Website and app data records:

┄┄┄┄┄┄┄┄┄┄┄┄┄┄┄┄┄┄┄┄

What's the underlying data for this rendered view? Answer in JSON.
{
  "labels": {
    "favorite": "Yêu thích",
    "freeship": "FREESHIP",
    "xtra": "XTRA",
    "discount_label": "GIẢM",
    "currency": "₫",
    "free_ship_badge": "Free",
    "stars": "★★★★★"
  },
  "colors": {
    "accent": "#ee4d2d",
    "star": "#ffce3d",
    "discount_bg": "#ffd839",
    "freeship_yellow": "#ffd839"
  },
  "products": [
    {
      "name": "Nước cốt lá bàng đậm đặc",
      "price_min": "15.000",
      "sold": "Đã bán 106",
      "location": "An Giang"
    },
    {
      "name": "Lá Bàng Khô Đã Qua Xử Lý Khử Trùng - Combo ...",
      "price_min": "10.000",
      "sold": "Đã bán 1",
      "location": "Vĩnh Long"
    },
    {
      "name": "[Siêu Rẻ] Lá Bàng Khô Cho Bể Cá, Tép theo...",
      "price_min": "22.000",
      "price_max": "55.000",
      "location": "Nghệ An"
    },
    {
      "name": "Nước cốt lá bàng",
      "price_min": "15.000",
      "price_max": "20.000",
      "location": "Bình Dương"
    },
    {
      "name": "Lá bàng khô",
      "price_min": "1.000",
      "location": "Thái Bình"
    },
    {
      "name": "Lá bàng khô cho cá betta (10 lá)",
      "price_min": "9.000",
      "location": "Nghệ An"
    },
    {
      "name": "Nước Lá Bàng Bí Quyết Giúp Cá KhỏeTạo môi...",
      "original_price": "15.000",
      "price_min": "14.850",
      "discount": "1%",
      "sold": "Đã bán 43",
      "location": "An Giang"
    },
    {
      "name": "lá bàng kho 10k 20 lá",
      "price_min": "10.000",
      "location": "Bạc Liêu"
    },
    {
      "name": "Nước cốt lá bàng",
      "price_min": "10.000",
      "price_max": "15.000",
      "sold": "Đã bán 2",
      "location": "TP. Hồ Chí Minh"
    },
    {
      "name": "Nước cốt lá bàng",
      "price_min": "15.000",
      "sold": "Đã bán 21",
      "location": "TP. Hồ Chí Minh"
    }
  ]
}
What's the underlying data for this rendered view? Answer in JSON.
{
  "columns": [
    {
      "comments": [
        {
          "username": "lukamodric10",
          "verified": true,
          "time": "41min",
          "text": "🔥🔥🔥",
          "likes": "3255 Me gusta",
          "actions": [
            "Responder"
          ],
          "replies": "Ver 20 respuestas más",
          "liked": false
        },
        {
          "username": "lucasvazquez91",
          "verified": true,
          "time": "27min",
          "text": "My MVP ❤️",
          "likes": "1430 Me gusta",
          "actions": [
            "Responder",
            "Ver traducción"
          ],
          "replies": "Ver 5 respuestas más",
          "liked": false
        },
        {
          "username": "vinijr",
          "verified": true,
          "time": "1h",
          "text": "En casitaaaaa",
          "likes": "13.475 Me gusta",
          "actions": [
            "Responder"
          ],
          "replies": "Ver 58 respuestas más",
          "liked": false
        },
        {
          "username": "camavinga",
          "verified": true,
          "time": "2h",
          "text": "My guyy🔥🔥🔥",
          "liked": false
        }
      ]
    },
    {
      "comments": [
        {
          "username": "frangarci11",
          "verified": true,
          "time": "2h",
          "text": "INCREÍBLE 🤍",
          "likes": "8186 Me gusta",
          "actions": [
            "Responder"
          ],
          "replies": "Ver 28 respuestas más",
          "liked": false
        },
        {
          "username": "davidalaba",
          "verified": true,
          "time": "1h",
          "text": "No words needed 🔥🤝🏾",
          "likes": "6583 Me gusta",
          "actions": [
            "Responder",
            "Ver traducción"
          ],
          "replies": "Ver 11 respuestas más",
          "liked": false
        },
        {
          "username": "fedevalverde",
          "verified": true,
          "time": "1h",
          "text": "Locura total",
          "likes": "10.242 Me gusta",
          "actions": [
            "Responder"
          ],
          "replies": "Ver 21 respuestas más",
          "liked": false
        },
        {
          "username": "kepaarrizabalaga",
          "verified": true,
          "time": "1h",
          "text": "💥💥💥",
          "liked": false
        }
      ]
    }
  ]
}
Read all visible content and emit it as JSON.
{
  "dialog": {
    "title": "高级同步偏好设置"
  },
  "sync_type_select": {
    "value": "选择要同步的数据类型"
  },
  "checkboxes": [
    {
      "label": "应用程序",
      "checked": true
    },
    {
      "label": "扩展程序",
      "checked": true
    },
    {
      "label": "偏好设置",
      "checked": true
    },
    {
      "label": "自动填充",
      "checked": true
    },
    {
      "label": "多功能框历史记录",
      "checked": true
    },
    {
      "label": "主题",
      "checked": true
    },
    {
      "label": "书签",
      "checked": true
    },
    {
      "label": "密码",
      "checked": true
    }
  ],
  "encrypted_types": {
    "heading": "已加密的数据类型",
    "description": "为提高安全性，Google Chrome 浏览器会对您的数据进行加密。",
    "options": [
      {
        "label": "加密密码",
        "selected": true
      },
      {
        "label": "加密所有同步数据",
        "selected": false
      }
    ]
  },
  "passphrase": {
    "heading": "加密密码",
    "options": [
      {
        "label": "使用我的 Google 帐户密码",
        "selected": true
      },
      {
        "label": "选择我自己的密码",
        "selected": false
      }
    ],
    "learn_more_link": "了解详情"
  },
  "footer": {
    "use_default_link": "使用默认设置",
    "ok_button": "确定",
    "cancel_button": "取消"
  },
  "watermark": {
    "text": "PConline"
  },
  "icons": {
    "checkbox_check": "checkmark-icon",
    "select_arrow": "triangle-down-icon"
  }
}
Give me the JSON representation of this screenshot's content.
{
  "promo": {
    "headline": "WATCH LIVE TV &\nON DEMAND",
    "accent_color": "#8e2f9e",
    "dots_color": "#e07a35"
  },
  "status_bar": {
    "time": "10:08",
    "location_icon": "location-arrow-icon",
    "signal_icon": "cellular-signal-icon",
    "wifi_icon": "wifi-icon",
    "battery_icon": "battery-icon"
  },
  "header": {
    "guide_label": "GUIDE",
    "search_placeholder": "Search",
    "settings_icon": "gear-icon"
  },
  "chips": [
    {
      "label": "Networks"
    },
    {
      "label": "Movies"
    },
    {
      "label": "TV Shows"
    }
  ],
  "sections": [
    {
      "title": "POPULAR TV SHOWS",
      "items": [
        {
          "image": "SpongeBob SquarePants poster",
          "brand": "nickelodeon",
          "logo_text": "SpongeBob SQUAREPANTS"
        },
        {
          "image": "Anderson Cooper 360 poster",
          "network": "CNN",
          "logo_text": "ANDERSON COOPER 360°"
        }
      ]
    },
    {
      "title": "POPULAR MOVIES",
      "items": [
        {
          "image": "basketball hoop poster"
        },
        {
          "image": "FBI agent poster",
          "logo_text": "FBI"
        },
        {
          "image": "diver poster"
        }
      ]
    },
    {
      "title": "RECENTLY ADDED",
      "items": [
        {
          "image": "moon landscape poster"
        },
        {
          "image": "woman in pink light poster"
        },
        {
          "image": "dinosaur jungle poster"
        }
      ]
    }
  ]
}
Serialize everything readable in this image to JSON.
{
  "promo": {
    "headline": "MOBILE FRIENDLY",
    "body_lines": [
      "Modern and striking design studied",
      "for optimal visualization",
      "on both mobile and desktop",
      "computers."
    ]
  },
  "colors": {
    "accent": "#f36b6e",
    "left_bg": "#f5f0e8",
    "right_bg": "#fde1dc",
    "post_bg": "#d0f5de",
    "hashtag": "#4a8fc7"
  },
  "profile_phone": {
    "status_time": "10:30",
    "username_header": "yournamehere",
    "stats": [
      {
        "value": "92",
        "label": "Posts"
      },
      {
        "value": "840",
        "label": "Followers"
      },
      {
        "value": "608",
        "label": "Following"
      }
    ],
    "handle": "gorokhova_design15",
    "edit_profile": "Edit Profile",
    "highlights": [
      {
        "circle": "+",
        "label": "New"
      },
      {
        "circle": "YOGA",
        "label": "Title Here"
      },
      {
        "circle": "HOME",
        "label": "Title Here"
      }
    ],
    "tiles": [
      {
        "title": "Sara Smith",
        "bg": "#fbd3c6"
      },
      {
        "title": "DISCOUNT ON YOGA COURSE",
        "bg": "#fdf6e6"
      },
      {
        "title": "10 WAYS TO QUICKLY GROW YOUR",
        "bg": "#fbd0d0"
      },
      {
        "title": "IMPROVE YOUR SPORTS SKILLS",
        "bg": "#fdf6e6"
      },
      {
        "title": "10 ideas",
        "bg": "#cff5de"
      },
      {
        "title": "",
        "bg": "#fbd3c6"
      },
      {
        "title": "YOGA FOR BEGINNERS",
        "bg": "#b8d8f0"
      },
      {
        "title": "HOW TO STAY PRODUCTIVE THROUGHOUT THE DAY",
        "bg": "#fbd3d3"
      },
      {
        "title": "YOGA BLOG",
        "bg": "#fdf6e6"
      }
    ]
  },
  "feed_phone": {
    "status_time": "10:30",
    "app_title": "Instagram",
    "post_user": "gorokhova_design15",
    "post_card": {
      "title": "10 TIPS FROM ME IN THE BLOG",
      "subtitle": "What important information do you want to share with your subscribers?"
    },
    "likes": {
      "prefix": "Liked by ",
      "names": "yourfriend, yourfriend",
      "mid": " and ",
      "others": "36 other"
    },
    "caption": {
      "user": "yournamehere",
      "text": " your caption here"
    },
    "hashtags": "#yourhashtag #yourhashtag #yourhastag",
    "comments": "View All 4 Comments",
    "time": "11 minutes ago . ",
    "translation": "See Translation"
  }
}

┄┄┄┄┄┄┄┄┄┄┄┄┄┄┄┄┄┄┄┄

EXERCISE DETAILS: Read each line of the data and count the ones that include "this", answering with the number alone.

EXERCISE ANSWER: 4